- **To do**
Each entry that appears below should be restated word for word.

(Beginning of Entries supplied)

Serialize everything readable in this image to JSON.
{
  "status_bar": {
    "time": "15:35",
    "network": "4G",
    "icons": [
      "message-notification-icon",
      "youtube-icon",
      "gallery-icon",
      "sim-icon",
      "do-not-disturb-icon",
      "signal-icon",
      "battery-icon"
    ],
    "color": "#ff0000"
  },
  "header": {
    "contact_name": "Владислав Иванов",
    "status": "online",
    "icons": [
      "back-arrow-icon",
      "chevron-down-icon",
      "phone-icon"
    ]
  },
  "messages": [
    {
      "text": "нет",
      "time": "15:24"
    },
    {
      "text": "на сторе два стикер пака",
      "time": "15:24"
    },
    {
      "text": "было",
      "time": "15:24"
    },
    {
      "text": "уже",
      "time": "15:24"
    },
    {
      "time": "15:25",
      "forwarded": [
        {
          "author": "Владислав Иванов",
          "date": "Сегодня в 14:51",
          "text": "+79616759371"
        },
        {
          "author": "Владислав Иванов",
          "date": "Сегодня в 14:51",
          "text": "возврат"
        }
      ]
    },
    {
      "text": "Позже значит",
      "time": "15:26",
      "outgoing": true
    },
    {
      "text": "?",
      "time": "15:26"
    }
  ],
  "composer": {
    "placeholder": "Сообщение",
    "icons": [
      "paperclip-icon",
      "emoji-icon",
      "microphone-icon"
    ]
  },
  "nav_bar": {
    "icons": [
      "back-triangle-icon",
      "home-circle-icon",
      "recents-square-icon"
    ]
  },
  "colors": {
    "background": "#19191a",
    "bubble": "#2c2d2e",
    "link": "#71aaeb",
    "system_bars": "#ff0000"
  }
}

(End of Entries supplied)

- **Reply**
Serialize everything readable in this image to JSON.
{
  "status_bar": {
    "time": "15:35",
    "network": "4G",
    "icons": [
      "message-notification-icon",
      "youtube-icon",
      "gallery-icon",
      "sim-icon",
      "do-not-disturb-icon",
      "signal-icon",
      "battery-icon"
    ],
    "color": "#ff0000"
  },
  "header": {
    "contact_name": "Владислав Иванов",
    "status": "online",
    "icons": [
      "back-arrow-icon",
      "chevron-down-icon",
      "phone-icon"
    ]
  },
  "messages": [
    {
      "text": "нет",
      "time": "15:24"
    },
    {
      "text": "на сторе два стикер пака",
      "time": "15:24"
    },
    {
      "text": "было",
      "time": "15:24"
    },
    {
      "text": "уже",
      "time": "15:24"
    },
    {
      "time": "15:25",
      "forwarded": [
        {
          "author": "Владислав Иванов",
          "date": "Сегодня в 14:51",
          "text": "+79616759371"
        },
        {
          "author": "Владислав Иванов",
          "date": "Сегодня в 14:51",
          "text": "возврат"
        }
      ]
    },
    {
      "text": "Позже значит",
      "time": "15:26",
      "outgoing": true
    },
    {
      "text": "?",
      "time": "15:26"
    }
  ],
  "composer": {
    "placeholder": "Сообщение",
    "icons": [
      "paperclip-icon",
      "emoji-icon",
      "microphone-icon"
    ]
  },
  "nav_bar": {
    "icons": [
      "back-triangle-icon",
      "home-circle-icon",
      "recents-square-icon"
    ]
  },
  "colors": {
    "background": "#19191a",
    "bubble": "#2c2d2e",
    "link": "#71aaeb",
    "system_bars": "#ff0000"
  }
}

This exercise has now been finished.